January 7, 2014

Winter weather descended on the Midwest earlier his week, and although the region is certainly no stranger to cold temperatures, this most recent stretch of frigid air is among the chilliest ever on record. A so-called polar vortex brought temperatures as low as 45 below zero to parts of Minnesota and North Dakota, while major hubs like Chicago were around 15 below, The Weather Channel reported. The bone-chilling temperatures should serve as a reminder of the dangers winter poses to seniors. 

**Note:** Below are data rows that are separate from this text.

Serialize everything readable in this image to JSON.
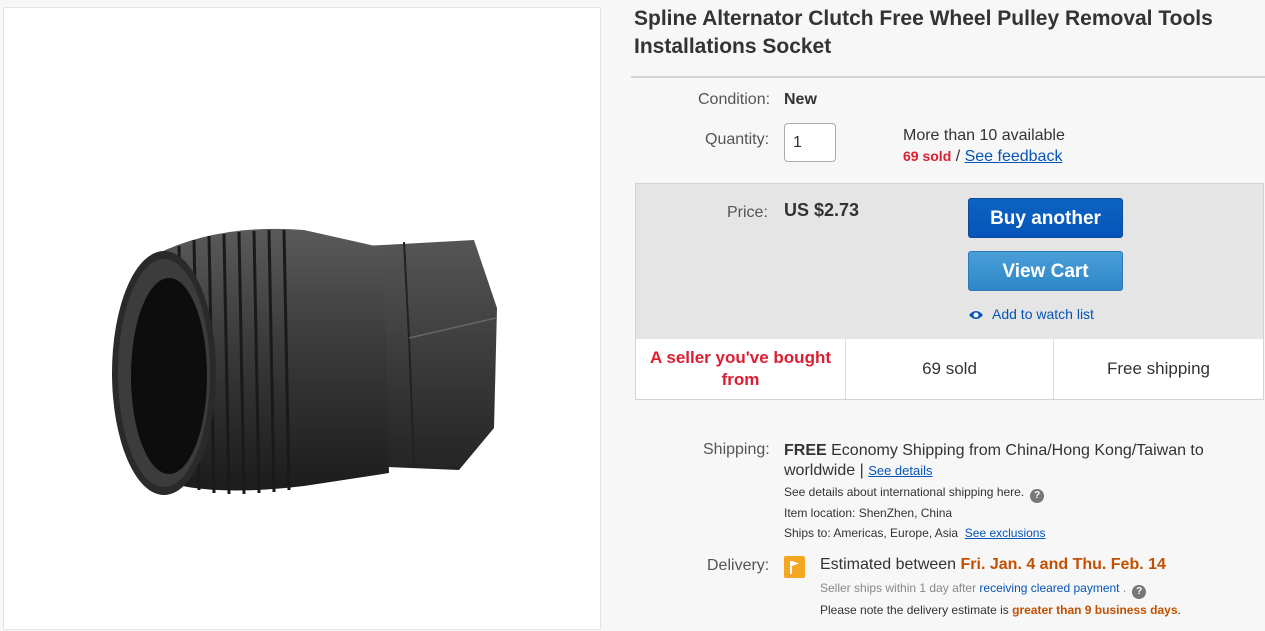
{
  "product": {
    "title": "Spline Alternator Clutch Free Wheel Pulley Removal Tools Installations Socket"
  },
  "condition": {
    "label": "Condition:",
    "value": "New"
  },
  "quantity": {
    "label": "Quantity:",
    "value": "1",
    "available": "More than 10 available",
    "sold": "69 sold",
    "separator": " / ",
    "feedback_link": "See feedback"
  },
  "price": {
    "label": "Price:",
    "value": "US $2.73"
  },
  "buttons": {
    "buy_another": "Buy another",
    "view_cart": "View Cart",
    "watch_list": "Add to watch list"
  },
  "highlights": {
    "seller": "A seller you've bought from",
    "sold": "69 sold",
    "shipping": "Free shipping"
  },
  "shipping": {
    "label": "Shipping:",
    "free": "FREE",
    "method": " Economy Shipping from China/Hong Kong/Taiwan to worldwide | ",
    "see_details": "See details",
    "intl_details": "See details about international shipping here.",
    "item_location": "Item location:  ShenZhen, China",
    "ships_to": "Ships to:  Americas, Europe, Asia",
    "see_exclusions": "See exclusions"
  },
  "delivery": {
    "label": "Delivery:",
    "estimated_prefix": "Estimated between ",
    "dates": "Fri. Jan. 4 and Thu. Feb. 14",
    "ships_within": "Seller ships within 1 day after ",
    "payment_link": "receiving cleared payment",
    "ships_within_end": " .",
    "note_prefix": "Please note the delivery estimate is ",
    "note_emphasis": "greater than 9 business days",
    "note_end": "."
  },
  "colors": {
    "accent_blue": "#0654ba",
    "sold_red": "#dd1e31",
    "delivery_orange": "#c25000",
    "flag_orange": "#f5a623"
  },
  "icons": {
    "eye": "eye-icon",
    "help": "question-mark-icon",
    "flag": "flag-icon"
  }
}
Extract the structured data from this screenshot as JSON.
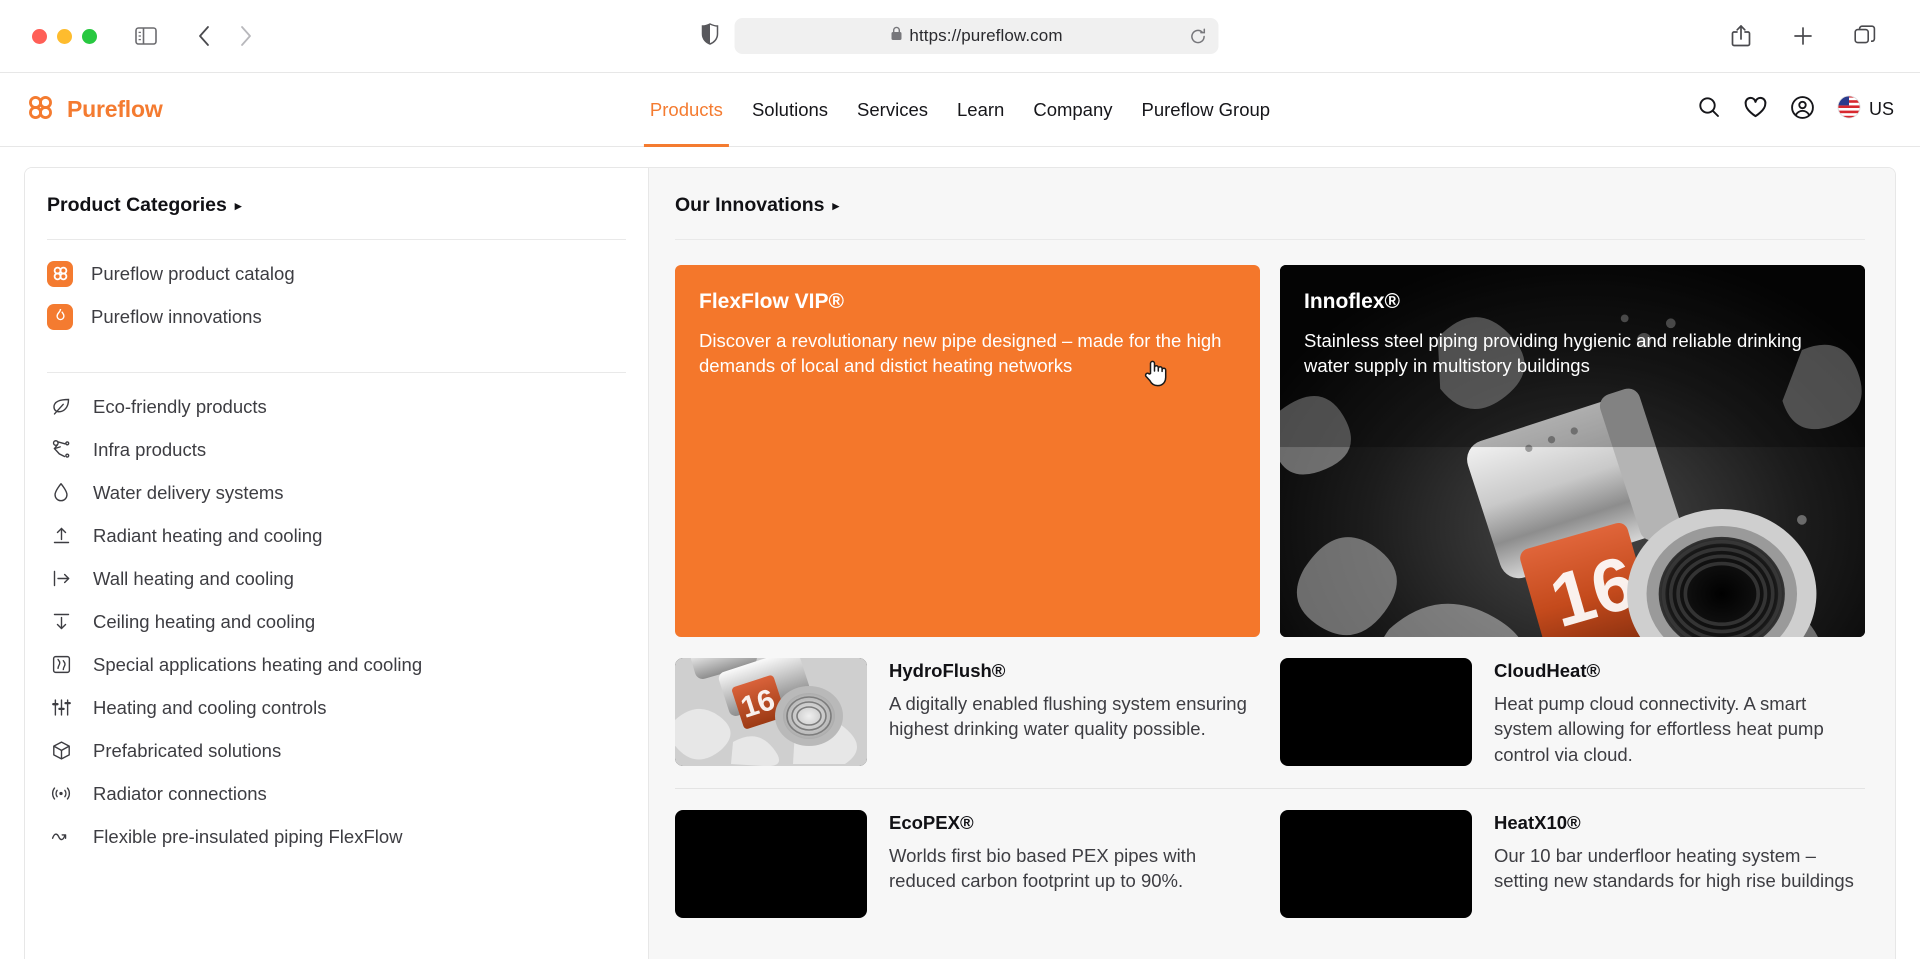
{
  "browser": {
    "url": "https://pureflow.com",
    "lock_icon": "lock-icon",
    "shield_icon": "shield-icon",
    "reload_icon": "reload-icon",
    "back_icon": "back-chevron-icon",
    "forward_icon": "forward-chevron-icon",
    "sidebar_icon": "sidebar-toggle-icon",
    "share_icon": "share-icon",
    "new_tab_icon": "plus-icon",
    "tabs_icon": "tab-overview-icon"
  },
  "header": {
    "brand": "Pureflow",
    "brand_color": "#F47B30",
    "logo_icon": "pureflow-clover-logo",
    "nav": [
      {
        "label": "Products",
        "active": true
      },
      {
        "label": "Solutions",
        "active": false
      },
      {
        "label": "Services",
        "active": false
      },
      {
        "label": "Learn",
        "active": false
      },
      {
        "label": "Company",
        "active": false
      },
      {
        "label": "Pureflow Group",
        "active": false
      }
    ],
    "actions": {
      "search_icon": "search-icon",
      "wishlist_icon": "heart-icon",
      "account_icon": "account-circle-icon",
      "flag_icon": "us-flag-icon",
      "locale": "US"
    }
  },
  "sidebar": {
    "title": "Product Categories",
    "caret": "▸",
    "featured": [
      {
        "label": "Pureflow product catalog",
        "icon": "pureflow-clover-icon"
      },
      {
        "label": "Pureflow innovations",
        "icon": "flame-icon"
      }
    ],
    "items": [
      {
        "label": "Eco-friendly products",
        "icon": "leaf-icon"
      },
      {
        "label": "Infra products",
        "icon": "infra-network-icon"
      },
      {
        "label": "Water delivery systems",
        "icon": "water-drop-icon"
      },
      {
        "label": "Radiant heating and cooling",
        "icon": "arrow-up-from-line-icon"
      },
      {
        "label": "Wall heating and cooling",
        "icon": "arrow-right-from-line-icon"
      },
      {
        "label": "Ceiling heating and cooling",
        "icon": "arrow-down-from-line-icon"
      },
      {
        "label": "Special applications heating and cooling",
        "icon": "special-application-panel-icon"
      },
      {
        "label": "Heating and cooling controls",
        "icon": "sliders-icon"
      },
      {
        "label": "Prefabricated solutions",
        "icon": "box-3d-icon"
      },
      {
        "label": "Radiator connections",
        "icon": "signal-waves-icon"
      },
      {
        "label": "Flexible pre-insulated piping FlexFlow",
        "icon": "wavy-arrow-icon"
      }
    ]
  },
  "main": {
    "title": "Our Innovations",
    "caret": "▸",
    "hero": [
      {
        "title": "FlexFlow VIP®",
        "desc": "Discover a revolutionary new pipe designed – made for the high demands of local and distict heating networks",
        "style": "orange",
        "bg_color": "#F4772B"
      },
      {
        "title": "Innoflex®",
        "desc": "Stainless steel piping providing hygienic and reliable drinking water supply in multistory buildings",
        "style": "photo",
        "bg_color": "#0c0c0c"
      }
    ],
    "products": [
      {
        "title": "HydroFlush®",
        "desc": "A digitally enabled flushing system ensuring highest drinking water quality possible.",
        "thumb": "pipe-fitting-photo"
      },
      {
        "title": "CloudHeat®",
        "desc": "Heat pump cloud connectivity. A smart system allowing for effortless heat pump control via cloud.",
        "thumb": "black-placeholder"
      },
      {
        "title": "EcoPEX®",
        "desc": "Worlds first bio based PEX pipes with reduced carbon footprint up to 90%.",
        "thumb": "black-placeholder"
      },
      {
        "title": "HeatX10®",
        "desc": "Our 10 bar underfloor heating system – setting new standards for high rise buildings",
        "thumb": "black-placeholder"
      }
    ]
  },
  "cursor": {
    "type": "pointing-hand"
  }
}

At a greater risk
Cold weather affects all people differently, but older adults are typically the most vulnerable to cold-related conditions. For instance, they are particularly susceptible to hypothermia. This is due in large part to the fact that the body's ability to withstand cold tends to decrease with age, according to the National Institute on Aging. With at least two more months of cold weather ahead for much of the U.S., it would be wise for seniors and those who care for them to take a renewed look at how to prevent hypothermia.

In addition to avoiding exposure to cold temperatures whenever possible, seniors should also think about how they're dressed. For instance, older adults should wear multiple layers of loose clothing because it will help trap warm air between them. Seniors should also talk about their medications with their doctors, because certain drugs can lower the body's temperature as well.

Look for the signs
Along with being proactive when it comes to avoiding hypothermia, caregivers and seniors should be able to recognize the symptoms associated with the condition. According to the NIA, confusion, dizziness and slurred speech are all indicators that something could be wrong. A weak pulse and sleepiness can also be signs. 

Other concerns
Hypothermia is not the only cold weather concern related to healthy aging. Seniors are also at a greater risk for frostbite, especially when the thermometer reading drops significantly below zero. Older adults should only venture outside in such frigid weather if it's absolutely necessary. They should also look out for the symptoms of frostbite, which include pale, gray or blistered skin, as well as a growing feeling of numbness in the extremities.